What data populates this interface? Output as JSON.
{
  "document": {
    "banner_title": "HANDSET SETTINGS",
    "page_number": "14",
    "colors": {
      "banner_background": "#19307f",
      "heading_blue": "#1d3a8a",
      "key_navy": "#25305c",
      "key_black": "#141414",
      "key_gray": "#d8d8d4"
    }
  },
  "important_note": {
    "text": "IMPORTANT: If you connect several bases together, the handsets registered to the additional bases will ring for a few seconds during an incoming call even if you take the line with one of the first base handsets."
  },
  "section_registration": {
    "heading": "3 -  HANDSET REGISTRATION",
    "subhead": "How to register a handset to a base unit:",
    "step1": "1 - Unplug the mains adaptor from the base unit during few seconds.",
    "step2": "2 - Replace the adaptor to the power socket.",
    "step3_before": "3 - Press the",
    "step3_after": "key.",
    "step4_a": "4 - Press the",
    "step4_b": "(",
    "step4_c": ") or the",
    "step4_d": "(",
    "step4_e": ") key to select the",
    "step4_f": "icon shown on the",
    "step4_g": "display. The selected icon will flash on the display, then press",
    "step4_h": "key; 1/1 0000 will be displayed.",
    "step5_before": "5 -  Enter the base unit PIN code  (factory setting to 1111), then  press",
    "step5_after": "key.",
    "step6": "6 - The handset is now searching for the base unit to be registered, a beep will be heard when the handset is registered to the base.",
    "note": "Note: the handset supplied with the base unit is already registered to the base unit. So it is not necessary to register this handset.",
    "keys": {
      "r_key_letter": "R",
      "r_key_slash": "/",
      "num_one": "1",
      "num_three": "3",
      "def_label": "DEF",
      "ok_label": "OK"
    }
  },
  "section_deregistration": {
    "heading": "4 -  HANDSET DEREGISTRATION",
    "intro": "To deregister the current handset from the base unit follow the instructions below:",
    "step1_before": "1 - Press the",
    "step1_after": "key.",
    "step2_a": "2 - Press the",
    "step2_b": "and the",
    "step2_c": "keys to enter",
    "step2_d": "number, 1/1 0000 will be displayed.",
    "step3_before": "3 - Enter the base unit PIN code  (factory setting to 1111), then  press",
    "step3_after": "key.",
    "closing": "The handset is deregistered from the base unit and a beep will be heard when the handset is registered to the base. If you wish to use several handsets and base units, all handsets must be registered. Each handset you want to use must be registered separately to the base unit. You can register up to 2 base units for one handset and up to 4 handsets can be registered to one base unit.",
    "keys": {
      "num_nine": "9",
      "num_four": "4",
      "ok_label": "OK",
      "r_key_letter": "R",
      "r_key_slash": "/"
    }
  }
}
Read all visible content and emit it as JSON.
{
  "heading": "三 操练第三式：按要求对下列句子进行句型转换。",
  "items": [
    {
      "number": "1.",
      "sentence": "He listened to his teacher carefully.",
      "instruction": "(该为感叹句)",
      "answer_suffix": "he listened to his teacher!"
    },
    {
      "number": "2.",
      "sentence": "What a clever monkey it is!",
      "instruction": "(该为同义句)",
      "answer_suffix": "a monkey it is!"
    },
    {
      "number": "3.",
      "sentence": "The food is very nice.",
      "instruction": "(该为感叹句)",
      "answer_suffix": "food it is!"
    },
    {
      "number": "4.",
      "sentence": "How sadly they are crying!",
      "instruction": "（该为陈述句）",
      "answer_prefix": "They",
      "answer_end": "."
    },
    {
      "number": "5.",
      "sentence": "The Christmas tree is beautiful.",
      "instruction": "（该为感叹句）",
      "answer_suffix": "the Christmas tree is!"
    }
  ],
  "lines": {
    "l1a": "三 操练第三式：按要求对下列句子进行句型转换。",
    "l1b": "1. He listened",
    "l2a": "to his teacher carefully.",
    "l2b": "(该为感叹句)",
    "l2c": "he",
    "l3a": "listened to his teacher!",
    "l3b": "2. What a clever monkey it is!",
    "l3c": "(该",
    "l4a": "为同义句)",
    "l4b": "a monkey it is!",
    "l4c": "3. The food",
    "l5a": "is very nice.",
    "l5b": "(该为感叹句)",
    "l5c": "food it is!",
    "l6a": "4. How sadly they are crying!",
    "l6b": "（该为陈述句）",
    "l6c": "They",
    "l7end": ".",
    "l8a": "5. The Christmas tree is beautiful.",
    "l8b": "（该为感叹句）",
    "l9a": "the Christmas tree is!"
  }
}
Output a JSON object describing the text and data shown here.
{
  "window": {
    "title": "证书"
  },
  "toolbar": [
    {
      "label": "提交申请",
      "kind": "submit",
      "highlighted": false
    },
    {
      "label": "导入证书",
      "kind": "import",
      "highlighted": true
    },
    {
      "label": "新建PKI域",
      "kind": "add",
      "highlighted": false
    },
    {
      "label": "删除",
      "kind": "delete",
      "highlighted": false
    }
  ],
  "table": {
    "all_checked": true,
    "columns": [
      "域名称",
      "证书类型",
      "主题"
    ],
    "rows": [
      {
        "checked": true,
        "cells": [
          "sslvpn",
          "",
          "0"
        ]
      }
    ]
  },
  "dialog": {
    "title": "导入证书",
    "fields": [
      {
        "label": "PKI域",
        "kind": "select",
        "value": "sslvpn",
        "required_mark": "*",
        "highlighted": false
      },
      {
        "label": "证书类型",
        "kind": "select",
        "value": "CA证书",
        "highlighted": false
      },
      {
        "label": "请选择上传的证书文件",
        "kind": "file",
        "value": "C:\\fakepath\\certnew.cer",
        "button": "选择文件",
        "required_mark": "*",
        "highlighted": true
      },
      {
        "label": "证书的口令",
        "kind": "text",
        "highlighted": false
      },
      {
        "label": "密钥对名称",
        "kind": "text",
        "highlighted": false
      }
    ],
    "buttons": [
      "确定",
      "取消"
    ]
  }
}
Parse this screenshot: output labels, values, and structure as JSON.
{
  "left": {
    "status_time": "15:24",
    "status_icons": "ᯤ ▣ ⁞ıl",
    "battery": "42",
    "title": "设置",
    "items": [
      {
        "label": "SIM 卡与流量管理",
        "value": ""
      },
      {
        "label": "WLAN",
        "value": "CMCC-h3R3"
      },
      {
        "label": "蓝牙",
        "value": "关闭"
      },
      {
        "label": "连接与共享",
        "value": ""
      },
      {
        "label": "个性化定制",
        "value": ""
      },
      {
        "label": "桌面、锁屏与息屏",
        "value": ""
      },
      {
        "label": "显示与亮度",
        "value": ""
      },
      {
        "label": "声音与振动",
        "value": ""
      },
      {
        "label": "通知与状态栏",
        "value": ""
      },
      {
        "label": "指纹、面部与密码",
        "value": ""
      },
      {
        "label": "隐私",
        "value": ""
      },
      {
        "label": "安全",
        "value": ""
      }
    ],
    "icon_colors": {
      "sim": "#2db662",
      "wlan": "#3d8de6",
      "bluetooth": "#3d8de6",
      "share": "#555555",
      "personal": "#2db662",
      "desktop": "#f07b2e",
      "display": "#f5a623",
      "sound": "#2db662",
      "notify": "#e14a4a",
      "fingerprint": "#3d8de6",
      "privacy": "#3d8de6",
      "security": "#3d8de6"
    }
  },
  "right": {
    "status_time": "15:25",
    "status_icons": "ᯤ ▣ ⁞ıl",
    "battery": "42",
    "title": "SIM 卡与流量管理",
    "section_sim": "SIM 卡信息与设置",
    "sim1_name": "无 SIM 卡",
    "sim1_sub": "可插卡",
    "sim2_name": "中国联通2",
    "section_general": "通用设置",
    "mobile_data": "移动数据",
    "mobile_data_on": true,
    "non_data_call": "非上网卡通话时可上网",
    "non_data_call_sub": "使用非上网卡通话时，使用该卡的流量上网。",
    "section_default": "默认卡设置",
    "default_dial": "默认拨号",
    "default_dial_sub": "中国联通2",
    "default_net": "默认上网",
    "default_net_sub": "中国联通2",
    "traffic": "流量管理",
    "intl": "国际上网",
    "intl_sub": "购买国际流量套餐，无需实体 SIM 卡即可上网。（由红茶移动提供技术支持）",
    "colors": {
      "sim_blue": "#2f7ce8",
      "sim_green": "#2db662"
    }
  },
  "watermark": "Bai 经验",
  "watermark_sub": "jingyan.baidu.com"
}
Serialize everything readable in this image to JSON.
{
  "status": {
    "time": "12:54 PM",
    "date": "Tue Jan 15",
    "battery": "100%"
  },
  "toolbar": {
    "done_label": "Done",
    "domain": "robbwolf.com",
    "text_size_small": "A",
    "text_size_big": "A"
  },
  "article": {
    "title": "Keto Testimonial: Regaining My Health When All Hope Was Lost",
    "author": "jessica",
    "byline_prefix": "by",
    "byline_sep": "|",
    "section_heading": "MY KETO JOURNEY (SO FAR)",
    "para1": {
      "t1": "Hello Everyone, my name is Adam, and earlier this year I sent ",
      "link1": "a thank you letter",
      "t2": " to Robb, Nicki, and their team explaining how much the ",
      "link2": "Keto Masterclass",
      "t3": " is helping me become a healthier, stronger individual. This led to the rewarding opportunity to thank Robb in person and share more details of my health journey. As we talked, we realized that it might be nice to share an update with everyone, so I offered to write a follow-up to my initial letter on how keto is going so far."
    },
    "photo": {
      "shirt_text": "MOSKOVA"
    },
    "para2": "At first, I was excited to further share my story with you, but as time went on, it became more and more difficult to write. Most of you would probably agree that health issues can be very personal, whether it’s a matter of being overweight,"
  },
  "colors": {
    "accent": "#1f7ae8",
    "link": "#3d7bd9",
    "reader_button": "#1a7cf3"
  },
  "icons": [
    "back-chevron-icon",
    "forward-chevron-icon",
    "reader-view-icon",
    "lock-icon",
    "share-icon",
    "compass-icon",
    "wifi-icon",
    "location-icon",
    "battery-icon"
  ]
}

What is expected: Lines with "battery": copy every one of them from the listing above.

Written response:
    "battery": "42",
    "battery": "42",
    "battery": "100%"
    "battery-icon"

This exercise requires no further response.